In the records, each line holding "here" must be reported.
--- Task inputs ---
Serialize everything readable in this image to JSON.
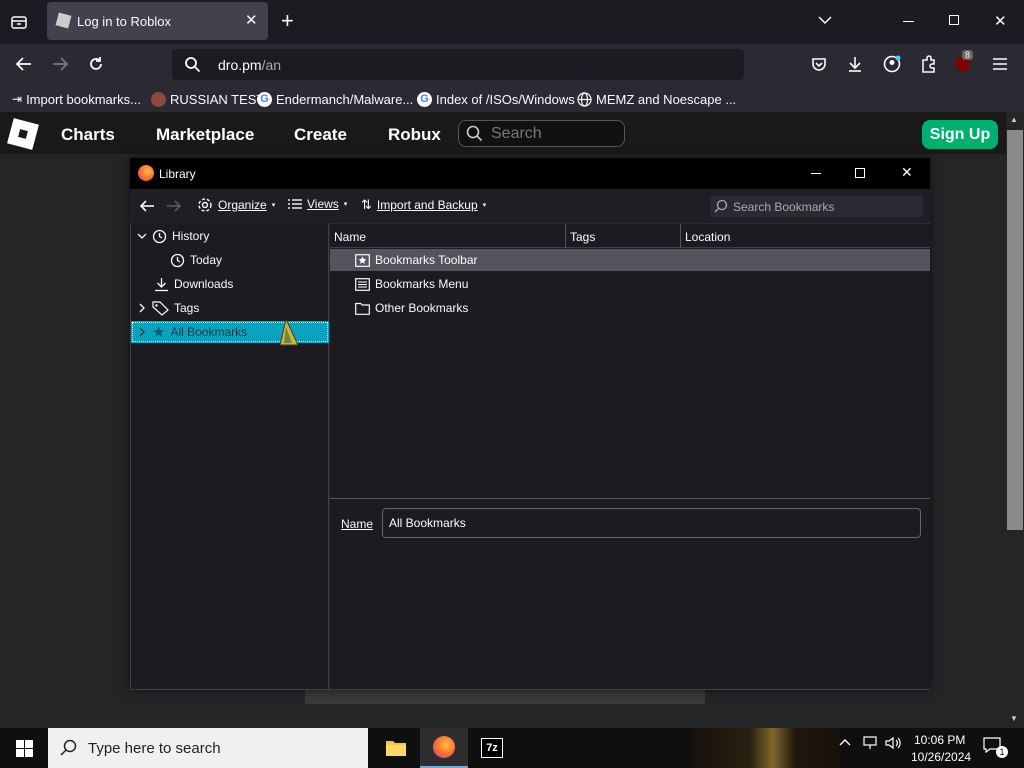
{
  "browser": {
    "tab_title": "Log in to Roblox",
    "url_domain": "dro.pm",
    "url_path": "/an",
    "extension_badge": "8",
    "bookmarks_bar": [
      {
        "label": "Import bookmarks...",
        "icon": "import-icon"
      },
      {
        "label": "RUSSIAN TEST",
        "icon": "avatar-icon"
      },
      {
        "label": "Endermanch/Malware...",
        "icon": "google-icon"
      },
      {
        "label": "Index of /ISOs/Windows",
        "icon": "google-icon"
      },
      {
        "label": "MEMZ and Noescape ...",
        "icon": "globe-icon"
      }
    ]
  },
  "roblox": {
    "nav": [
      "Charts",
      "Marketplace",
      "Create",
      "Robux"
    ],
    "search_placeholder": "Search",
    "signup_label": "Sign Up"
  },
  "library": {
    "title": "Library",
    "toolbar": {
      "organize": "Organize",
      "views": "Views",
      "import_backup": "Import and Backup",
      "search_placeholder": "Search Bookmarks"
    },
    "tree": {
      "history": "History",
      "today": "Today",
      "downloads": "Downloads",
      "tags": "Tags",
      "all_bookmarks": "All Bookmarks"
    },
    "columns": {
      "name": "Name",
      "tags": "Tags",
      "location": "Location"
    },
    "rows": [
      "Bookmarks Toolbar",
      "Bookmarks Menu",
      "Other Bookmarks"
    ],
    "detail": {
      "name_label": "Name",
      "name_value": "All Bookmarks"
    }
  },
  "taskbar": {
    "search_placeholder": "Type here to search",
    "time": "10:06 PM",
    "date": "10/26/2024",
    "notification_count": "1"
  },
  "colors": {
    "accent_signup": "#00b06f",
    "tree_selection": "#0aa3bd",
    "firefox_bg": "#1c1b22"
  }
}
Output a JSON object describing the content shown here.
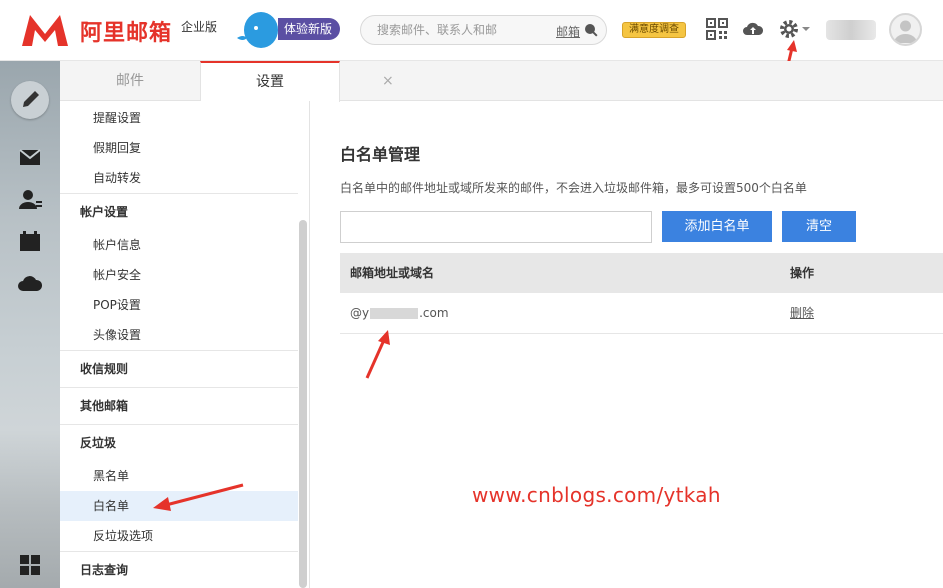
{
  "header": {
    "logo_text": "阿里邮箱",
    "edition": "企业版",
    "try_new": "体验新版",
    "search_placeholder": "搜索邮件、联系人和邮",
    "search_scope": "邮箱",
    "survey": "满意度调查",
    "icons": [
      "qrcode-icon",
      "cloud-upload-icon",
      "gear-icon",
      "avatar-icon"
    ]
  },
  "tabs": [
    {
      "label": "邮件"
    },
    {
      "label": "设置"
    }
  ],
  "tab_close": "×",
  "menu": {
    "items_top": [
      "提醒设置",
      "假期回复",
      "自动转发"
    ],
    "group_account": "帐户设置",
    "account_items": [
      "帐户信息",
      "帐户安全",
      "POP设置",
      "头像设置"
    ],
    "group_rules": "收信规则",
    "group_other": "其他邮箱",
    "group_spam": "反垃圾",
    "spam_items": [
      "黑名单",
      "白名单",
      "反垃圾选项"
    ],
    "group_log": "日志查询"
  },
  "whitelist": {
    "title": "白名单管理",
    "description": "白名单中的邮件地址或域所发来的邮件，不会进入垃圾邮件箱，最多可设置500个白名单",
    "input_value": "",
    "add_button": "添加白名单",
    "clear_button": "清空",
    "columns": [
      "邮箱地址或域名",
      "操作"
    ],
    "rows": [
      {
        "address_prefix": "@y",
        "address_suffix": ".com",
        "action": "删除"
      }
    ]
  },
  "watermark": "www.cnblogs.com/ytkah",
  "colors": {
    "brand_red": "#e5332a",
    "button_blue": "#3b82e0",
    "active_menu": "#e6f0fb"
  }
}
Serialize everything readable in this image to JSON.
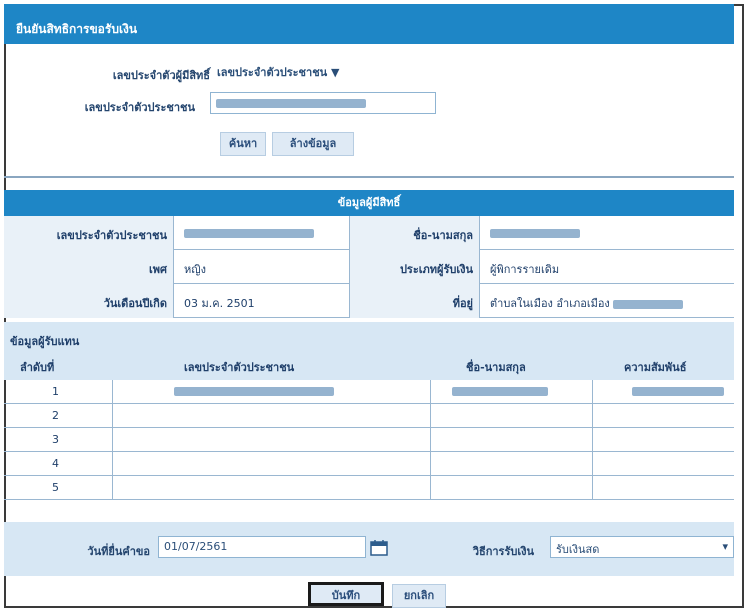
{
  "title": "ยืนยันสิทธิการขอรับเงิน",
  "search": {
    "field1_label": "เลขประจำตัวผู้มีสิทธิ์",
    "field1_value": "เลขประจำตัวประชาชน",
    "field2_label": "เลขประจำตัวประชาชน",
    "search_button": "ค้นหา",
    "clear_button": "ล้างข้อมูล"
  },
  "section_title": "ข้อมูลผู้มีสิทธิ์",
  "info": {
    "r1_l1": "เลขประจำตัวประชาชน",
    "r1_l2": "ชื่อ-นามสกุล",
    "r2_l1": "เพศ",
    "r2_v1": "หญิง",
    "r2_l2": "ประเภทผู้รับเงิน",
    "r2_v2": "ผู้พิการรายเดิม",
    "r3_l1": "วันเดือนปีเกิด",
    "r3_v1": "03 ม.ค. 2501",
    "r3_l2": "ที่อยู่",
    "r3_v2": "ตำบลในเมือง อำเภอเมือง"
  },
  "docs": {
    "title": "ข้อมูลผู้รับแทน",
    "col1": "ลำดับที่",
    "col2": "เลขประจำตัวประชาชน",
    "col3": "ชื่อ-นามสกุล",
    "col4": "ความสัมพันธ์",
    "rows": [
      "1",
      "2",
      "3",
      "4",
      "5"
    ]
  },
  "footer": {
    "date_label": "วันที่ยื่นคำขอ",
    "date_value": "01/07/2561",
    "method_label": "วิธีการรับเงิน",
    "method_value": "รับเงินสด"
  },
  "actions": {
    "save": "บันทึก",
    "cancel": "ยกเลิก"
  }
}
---
- **Answer space**:
    "search_placeholder": "Type here to search",
Output a JSON object describing the content shown here.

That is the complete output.